Paintings are created with one or more elements of color, value, shape, form, texture, line, space, and direction. They define an artist’s style because they are produced intuitively and perceived subjectively. I favor the first three because they create the fourth, form. These four convey light and shadow, while texture establishes details, used in key areas. I usually use the last three, line, space, and direction in background and supporting shapes to help guide the eye to the subject or to a special part of it.

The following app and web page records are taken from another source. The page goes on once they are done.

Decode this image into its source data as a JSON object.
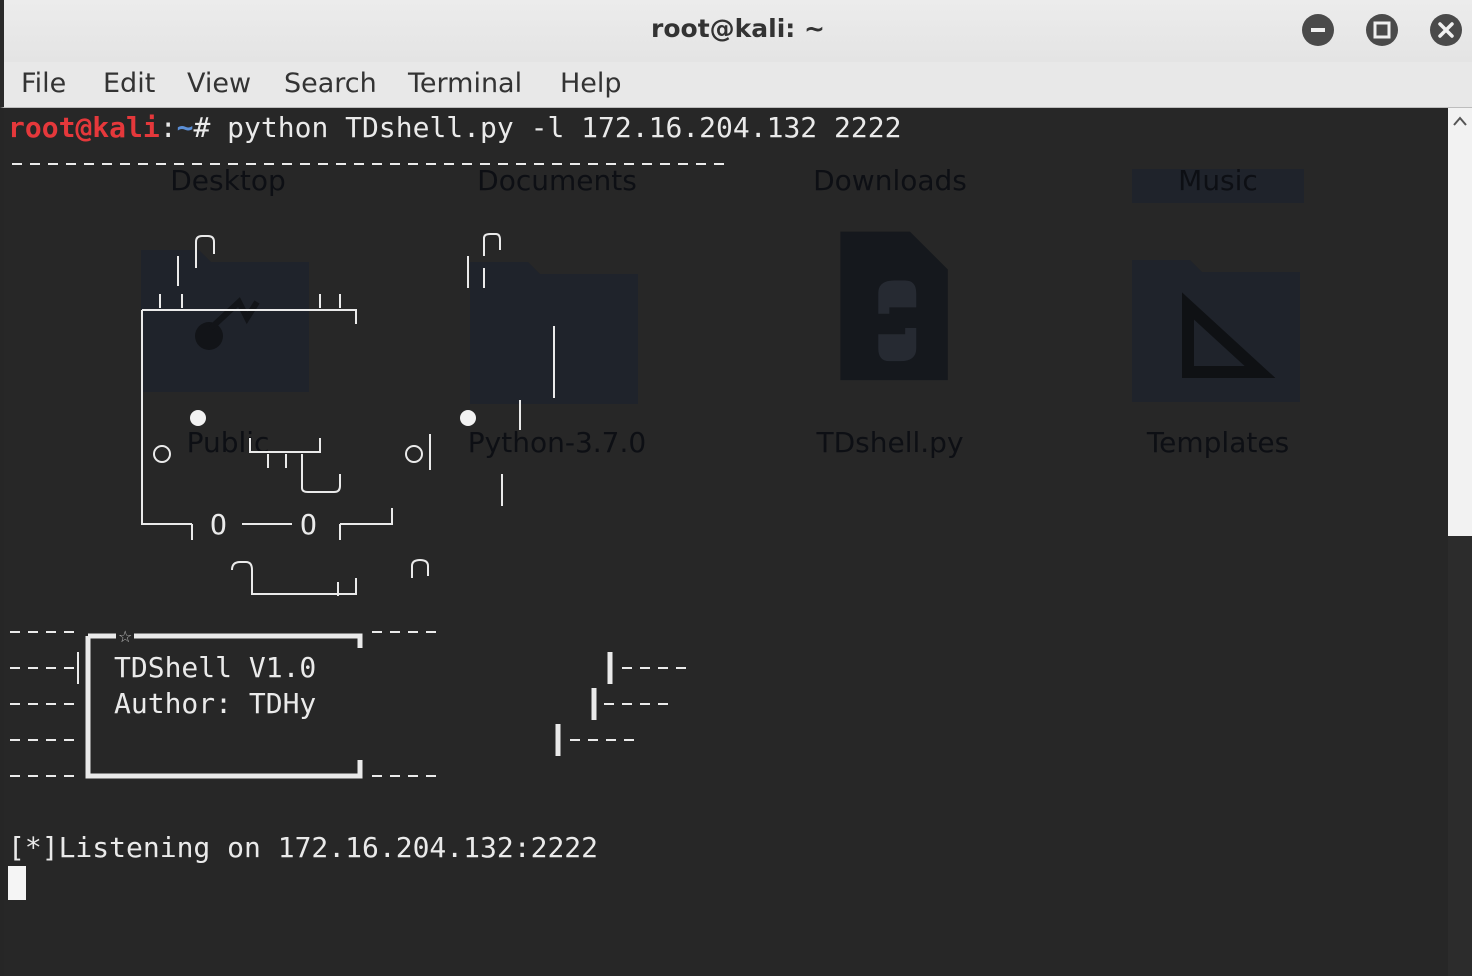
{
  "window": {
    "title": "root@kali: ~"
  },
  "menu": [
    "File",
    "Edit",
    "View",
    "Search",
    "Terminal",
    "Help"
  ],
  "desktop_icons": [
    "Desktop",
    "Documents",
    "Downloads",
    "Music",
    "Public",
    "Python-3.7.0",
    "TDshell.py",
    "Templates"
  ],
  "terminal": {
    "prompt_user": "root@kali",
    "prompt_sep": ":",
    "prompt_dir": "~",
    "prompt_hash": "# ",
    "command": "python TDshell.py -l 172.16.204.132 2222",
    "banner_name": "TDShell V1.0",
    "banner_author": "Author: TDHy",
    "listening": "[*]Listening on 172.16.204.132:2222"
  },
  "colors": {
    "prompt_user": "#e5383b",
    "prompt_dir": "#5b8fd6",
    "terminal_bg": "#272727",
    "text": "#eaeaea"
  }
}
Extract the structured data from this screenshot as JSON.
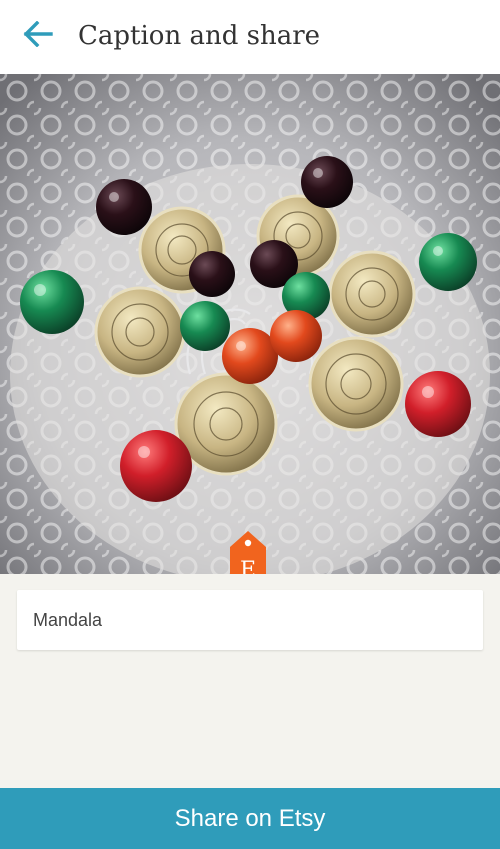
{
  "header": {
    "title": "Caption and share",
    "back_icon": "arrow-left-icon"
  },
  "photo": {
    "description_icon": "listing-photo",
    "tag": {
      "letter": "E",
      "icon": "etsy-tag-icon",
      "color": "#f1641e"
    }
  },
  "caption": {
    "value": "Mandala"
  },
  "footer": {
    "share_label": "Share on Etsy"
  },
  "colors": {
    "accent": "#2f9cba",
    "background": "#f4f3ee",
    "etsy_orange": "#f1641e"
  }
}
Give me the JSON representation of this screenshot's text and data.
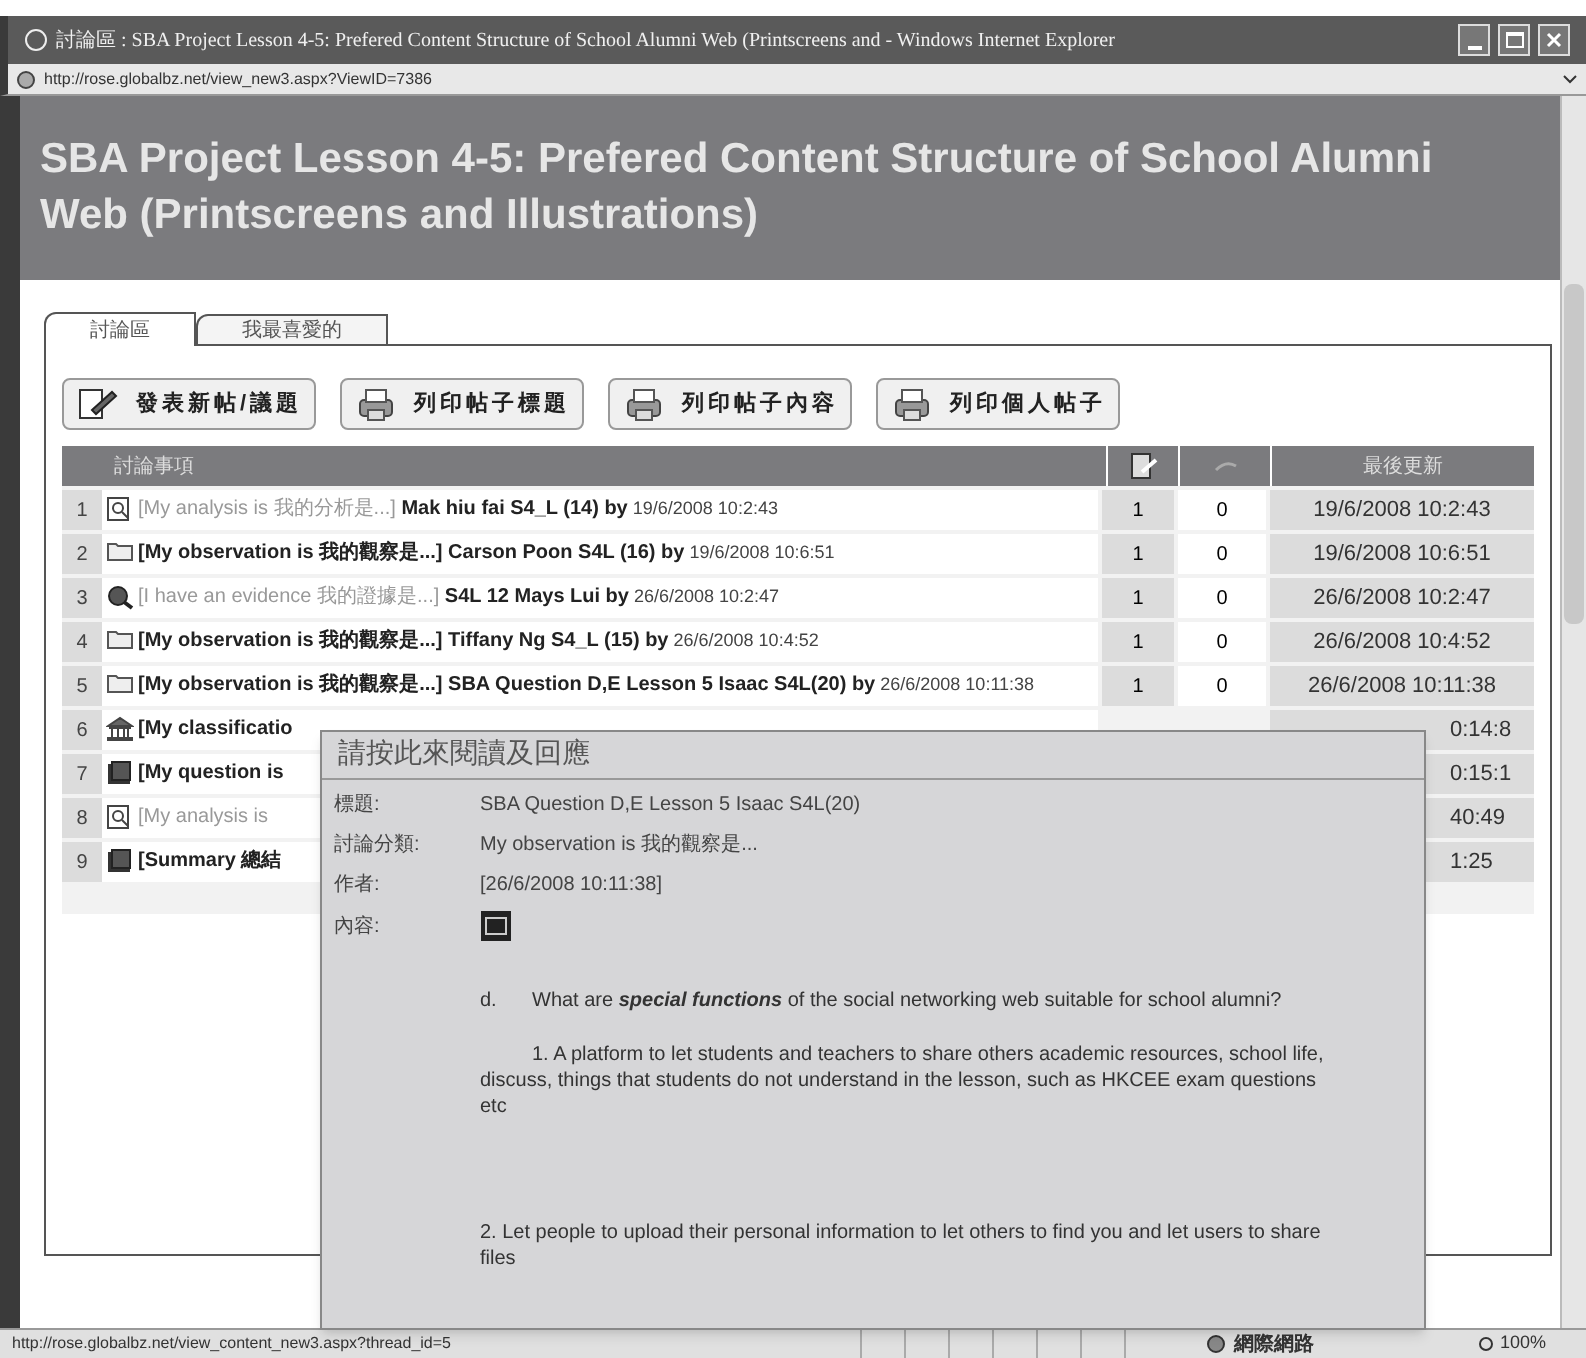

In my painting Semi-palmated Sandpiper (above), you can see how color, value and shape suggest form. Because the curved lines of the reeds surrounding this subject are similar to the bird’s round shape, they help connect it to its background and seem to point directly toward it (direction). Value establishes the reeds’ three-dimensional cylindrical forms, whether broken or whole. Similar color in the bird’s back and reeds visually connects subject and background spaces. Soft edges in the water and open space in the bird’s belly provide areas for the eye to rest. This combination of elements unifies all in this particular painting.